**WHAT TO WORK ON**
Count the lines in the entries that contain "your". Say the number and nothing more.

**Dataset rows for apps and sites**
Segment Open

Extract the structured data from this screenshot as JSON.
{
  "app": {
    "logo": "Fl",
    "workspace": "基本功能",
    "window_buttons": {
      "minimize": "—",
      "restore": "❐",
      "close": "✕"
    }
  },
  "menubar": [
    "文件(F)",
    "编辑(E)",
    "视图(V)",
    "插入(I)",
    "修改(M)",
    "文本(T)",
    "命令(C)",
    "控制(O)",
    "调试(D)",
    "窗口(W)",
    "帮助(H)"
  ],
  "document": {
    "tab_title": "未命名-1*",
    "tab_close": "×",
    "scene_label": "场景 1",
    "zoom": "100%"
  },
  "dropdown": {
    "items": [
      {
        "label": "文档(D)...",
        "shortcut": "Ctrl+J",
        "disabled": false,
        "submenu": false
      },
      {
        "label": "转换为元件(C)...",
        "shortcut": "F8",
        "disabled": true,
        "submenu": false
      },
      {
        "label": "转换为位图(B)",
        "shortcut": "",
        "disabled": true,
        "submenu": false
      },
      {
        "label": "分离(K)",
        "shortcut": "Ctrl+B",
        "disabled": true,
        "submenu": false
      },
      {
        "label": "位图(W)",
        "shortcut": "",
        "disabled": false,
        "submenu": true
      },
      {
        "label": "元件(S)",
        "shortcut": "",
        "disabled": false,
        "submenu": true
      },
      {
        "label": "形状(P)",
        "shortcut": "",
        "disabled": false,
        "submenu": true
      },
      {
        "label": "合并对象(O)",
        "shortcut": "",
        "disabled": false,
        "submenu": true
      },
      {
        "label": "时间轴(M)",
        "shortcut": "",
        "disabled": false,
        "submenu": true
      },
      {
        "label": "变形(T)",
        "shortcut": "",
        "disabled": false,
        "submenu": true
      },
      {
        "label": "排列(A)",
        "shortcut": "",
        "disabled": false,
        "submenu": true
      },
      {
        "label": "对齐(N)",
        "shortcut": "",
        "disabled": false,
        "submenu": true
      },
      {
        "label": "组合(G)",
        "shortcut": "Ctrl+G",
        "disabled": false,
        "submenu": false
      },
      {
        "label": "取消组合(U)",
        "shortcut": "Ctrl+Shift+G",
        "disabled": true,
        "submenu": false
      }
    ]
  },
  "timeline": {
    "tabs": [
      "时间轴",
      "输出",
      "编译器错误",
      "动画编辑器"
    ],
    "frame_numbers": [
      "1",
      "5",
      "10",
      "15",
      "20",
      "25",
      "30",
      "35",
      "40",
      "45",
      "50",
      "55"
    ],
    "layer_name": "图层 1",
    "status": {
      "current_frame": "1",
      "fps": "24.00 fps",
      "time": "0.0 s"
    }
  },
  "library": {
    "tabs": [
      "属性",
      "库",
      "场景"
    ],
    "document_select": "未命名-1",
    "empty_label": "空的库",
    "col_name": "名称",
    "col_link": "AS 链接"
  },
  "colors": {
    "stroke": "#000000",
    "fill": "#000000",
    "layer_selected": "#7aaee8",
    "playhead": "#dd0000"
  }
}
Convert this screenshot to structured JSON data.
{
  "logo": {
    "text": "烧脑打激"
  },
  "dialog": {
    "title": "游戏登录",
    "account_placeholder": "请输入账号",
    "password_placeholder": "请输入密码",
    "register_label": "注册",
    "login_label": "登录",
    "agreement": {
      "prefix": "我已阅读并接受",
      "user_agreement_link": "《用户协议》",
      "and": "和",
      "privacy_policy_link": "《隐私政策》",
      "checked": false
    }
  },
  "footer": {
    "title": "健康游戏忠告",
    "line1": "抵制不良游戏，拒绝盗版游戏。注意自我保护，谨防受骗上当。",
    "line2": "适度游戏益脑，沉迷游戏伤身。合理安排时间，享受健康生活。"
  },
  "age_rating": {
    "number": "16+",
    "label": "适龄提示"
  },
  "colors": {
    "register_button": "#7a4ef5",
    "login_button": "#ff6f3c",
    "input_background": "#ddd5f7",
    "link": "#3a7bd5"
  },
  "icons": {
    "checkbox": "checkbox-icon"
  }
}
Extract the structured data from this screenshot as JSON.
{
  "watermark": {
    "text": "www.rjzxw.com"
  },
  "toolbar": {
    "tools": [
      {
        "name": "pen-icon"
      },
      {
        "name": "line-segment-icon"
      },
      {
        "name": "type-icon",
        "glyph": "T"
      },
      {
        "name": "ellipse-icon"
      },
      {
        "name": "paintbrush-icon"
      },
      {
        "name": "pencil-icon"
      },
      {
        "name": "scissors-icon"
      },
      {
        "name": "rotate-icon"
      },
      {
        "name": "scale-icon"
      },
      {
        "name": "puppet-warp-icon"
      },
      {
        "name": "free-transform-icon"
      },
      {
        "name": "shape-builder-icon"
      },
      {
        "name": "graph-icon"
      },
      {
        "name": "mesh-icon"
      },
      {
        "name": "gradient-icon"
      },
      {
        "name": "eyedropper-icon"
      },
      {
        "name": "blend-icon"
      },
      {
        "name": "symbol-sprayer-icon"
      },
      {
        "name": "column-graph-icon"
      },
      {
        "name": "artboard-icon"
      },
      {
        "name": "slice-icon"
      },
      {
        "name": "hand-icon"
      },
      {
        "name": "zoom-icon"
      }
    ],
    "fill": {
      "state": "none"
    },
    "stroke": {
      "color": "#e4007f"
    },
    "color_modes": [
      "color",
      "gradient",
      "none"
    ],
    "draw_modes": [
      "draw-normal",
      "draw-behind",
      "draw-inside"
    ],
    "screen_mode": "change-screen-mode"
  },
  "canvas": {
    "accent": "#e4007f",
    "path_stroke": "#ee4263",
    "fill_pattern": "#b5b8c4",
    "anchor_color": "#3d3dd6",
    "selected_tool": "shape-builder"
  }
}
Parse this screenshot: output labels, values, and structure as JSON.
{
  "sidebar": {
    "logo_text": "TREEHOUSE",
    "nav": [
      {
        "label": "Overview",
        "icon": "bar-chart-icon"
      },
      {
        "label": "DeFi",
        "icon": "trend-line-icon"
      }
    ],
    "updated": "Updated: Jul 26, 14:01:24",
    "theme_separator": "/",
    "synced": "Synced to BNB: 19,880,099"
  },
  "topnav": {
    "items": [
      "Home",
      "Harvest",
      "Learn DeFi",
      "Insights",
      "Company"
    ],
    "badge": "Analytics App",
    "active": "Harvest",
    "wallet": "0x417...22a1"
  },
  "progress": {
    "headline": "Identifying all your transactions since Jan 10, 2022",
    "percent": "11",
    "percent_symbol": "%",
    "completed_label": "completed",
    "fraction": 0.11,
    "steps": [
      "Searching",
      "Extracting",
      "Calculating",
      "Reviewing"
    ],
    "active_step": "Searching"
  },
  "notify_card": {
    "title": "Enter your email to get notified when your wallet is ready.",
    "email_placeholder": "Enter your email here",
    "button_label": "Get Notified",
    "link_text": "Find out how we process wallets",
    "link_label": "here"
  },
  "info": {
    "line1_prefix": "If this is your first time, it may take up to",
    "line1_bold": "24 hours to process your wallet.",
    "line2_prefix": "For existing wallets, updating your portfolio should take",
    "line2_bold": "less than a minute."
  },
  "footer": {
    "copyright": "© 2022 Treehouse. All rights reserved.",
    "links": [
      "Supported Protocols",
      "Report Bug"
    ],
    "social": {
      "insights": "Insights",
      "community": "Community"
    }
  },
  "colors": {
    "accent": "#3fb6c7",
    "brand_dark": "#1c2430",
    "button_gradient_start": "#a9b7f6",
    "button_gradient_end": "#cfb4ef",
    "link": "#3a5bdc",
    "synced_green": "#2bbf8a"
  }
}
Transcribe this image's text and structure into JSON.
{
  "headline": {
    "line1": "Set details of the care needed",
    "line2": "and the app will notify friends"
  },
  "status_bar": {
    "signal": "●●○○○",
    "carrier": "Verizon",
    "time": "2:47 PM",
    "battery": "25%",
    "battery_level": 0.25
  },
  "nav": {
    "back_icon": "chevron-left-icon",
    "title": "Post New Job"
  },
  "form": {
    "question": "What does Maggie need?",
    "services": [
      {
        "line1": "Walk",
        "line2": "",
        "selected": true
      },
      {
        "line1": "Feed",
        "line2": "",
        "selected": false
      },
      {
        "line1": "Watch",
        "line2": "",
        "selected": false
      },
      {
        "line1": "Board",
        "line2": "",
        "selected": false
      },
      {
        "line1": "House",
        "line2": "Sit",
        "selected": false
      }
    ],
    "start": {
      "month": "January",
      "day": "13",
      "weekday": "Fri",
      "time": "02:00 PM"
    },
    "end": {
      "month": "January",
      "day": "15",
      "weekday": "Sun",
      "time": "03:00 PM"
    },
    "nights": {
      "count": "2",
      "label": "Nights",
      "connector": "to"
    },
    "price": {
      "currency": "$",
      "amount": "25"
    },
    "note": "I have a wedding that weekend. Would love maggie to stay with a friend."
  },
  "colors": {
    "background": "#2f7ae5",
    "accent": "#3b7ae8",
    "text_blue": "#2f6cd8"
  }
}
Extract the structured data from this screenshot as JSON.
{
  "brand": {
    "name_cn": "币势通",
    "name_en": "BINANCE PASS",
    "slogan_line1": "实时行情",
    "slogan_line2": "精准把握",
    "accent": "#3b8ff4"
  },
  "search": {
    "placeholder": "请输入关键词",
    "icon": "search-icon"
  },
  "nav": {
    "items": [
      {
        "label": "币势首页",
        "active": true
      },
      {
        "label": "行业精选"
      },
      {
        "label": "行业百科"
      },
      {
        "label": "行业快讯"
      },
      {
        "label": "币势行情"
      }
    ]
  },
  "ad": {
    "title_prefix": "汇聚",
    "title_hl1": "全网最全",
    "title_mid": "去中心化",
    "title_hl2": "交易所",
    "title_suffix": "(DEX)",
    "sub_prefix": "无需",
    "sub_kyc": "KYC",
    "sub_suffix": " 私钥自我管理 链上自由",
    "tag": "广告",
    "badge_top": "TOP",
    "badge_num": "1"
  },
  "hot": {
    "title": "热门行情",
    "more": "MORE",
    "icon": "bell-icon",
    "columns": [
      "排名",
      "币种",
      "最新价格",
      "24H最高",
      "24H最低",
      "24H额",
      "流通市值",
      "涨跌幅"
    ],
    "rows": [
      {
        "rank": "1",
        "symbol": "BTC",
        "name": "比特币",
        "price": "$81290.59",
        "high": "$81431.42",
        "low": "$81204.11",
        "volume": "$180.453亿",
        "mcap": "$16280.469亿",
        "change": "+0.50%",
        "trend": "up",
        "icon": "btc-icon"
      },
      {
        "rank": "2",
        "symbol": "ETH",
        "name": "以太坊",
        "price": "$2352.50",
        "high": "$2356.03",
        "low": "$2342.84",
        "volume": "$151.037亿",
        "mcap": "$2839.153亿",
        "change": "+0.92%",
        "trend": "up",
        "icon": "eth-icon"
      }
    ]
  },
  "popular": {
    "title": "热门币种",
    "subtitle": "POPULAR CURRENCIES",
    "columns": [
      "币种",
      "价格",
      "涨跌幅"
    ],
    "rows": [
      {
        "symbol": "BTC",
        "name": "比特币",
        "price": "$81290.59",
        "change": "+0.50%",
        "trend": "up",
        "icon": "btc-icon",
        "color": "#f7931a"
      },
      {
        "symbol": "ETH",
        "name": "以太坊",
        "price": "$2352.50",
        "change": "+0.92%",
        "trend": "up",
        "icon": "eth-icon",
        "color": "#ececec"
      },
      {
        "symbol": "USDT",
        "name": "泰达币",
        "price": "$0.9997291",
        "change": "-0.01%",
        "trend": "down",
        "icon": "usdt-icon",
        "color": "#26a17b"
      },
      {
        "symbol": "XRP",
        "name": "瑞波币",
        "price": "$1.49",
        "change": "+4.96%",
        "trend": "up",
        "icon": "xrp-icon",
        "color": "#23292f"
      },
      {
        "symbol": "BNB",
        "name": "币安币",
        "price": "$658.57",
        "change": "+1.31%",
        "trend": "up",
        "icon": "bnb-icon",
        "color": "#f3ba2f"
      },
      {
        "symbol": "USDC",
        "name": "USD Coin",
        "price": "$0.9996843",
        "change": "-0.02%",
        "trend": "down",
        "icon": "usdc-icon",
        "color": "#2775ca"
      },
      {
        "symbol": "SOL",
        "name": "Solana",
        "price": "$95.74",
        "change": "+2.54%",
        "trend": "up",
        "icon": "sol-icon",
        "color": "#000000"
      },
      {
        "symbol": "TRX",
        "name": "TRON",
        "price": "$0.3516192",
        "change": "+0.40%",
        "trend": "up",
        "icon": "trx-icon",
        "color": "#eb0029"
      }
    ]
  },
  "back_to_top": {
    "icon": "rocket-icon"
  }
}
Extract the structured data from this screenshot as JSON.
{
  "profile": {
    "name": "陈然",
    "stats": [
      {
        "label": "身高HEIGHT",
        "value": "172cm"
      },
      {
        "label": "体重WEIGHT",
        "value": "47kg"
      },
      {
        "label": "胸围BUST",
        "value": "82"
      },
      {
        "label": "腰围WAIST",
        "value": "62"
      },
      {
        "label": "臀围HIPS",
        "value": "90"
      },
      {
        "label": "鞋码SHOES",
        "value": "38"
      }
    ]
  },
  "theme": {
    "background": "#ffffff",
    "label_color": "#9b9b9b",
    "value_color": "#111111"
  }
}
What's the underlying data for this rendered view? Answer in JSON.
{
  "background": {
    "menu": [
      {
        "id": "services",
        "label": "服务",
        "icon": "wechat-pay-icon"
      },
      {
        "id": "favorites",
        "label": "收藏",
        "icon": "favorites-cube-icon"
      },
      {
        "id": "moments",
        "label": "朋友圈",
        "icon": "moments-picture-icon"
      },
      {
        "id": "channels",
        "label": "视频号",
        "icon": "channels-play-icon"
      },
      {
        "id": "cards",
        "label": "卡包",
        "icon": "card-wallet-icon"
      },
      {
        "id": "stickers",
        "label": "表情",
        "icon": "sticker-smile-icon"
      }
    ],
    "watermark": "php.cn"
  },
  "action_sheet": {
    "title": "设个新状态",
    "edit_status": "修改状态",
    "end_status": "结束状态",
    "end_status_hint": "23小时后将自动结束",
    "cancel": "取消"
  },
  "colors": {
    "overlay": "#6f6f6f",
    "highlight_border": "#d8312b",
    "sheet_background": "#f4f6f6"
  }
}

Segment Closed

**TASK SOLUTION**
6